WORK TO COMPLETE: Check every line of the entries for the string "cuisine" and return the ones that contain it.

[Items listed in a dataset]
- Opening Delimiter -

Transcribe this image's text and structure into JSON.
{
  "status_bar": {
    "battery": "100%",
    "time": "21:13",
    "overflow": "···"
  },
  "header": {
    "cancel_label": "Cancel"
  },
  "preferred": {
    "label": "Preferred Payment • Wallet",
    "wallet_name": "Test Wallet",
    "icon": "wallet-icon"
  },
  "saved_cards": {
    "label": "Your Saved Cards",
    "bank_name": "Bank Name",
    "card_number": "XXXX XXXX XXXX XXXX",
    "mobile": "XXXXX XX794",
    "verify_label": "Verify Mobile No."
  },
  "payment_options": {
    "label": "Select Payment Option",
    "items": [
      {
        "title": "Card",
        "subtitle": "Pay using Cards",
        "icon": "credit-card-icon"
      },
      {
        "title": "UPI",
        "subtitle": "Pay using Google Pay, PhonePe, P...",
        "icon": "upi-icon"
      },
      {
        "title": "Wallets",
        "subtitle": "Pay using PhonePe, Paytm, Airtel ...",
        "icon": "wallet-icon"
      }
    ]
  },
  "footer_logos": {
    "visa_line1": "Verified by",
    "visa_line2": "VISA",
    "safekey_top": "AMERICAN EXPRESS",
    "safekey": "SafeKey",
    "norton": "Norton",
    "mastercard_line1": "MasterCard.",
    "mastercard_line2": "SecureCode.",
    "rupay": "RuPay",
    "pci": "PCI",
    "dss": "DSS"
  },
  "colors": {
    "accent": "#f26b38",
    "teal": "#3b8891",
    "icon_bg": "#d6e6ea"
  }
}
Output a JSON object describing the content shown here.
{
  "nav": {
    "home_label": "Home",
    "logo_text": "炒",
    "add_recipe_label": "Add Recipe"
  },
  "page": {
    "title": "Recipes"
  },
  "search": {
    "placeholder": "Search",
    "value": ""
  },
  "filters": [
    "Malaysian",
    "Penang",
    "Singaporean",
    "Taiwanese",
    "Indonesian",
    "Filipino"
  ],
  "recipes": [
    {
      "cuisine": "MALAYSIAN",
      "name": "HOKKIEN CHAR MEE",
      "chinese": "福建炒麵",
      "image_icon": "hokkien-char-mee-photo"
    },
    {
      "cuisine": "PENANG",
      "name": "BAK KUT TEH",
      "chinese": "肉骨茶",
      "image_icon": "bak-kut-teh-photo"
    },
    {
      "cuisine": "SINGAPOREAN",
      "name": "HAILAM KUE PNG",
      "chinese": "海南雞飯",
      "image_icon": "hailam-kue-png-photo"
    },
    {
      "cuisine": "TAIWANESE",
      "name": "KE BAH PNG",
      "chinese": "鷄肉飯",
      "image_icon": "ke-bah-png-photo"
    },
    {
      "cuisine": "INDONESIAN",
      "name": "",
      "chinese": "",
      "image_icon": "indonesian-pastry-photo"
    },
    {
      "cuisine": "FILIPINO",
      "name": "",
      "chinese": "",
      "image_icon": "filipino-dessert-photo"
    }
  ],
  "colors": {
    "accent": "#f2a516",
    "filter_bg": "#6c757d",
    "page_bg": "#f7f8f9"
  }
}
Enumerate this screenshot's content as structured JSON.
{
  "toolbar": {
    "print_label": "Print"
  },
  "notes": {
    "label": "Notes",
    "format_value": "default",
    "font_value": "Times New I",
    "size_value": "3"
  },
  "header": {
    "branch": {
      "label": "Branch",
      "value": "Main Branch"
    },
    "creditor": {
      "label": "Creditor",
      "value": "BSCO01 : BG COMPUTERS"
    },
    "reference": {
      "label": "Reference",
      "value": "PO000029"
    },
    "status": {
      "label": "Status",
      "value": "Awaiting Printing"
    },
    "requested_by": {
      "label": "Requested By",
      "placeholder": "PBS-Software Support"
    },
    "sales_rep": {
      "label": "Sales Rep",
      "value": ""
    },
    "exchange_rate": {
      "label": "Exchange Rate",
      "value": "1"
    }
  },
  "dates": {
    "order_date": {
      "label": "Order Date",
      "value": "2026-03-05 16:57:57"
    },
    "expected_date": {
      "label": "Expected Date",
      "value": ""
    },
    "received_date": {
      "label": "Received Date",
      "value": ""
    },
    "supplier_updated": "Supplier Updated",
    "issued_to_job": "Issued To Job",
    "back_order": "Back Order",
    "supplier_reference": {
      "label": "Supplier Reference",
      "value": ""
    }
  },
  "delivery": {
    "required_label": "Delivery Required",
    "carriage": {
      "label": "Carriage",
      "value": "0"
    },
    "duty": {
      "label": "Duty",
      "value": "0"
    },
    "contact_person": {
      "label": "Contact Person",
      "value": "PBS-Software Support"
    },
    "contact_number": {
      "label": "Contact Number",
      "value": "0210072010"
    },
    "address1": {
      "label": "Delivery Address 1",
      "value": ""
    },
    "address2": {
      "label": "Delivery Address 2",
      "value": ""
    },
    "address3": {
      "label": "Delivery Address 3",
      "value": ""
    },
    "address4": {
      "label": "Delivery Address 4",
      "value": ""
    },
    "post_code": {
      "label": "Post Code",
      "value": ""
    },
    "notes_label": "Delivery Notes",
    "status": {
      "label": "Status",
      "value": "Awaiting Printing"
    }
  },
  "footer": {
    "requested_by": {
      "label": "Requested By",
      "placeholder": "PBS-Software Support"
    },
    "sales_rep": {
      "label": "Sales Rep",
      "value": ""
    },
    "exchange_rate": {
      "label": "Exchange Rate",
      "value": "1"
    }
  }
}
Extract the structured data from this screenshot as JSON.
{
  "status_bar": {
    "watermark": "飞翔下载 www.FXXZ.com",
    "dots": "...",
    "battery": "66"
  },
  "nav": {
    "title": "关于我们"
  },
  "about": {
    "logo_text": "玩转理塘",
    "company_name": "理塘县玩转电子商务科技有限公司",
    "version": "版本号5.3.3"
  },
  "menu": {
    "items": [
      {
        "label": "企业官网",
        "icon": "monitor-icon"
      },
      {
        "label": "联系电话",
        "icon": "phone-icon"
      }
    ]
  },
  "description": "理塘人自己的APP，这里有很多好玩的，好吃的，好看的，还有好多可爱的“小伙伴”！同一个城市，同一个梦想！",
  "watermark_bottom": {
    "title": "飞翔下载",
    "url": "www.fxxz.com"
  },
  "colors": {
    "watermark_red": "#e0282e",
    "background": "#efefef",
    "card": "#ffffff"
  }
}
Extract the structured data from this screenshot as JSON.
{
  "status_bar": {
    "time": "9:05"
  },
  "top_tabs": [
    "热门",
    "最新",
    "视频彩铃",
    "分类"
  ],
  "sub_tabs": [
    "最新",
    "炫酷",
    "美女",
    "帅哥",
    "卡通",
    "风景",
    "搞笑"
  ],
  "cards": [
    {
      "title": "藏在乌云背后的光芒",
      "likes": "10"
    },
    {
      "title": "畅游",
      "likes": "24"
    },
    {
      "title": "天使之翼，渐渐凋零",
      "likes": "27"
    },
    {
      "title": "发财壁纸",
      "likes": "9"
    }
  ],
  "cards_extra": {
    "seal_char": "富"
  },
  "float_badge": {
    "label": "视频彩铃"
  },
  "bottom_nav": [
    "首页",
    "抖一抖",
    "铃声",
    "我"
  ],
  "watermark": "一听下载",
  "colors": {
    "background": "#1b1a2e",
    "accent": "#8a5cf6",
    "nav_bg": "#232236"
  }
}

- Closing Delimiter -

ANSWER SECTION:
      "cuisine": "MALAYSIAN",
      "cuisine": "PENANG",
      "cuisine": "SINGAPOREAN",
      "cuisine": "TAIWANESE",
      "cuisine": "INDONESIAN",
      "cuisine": "FILIPINO",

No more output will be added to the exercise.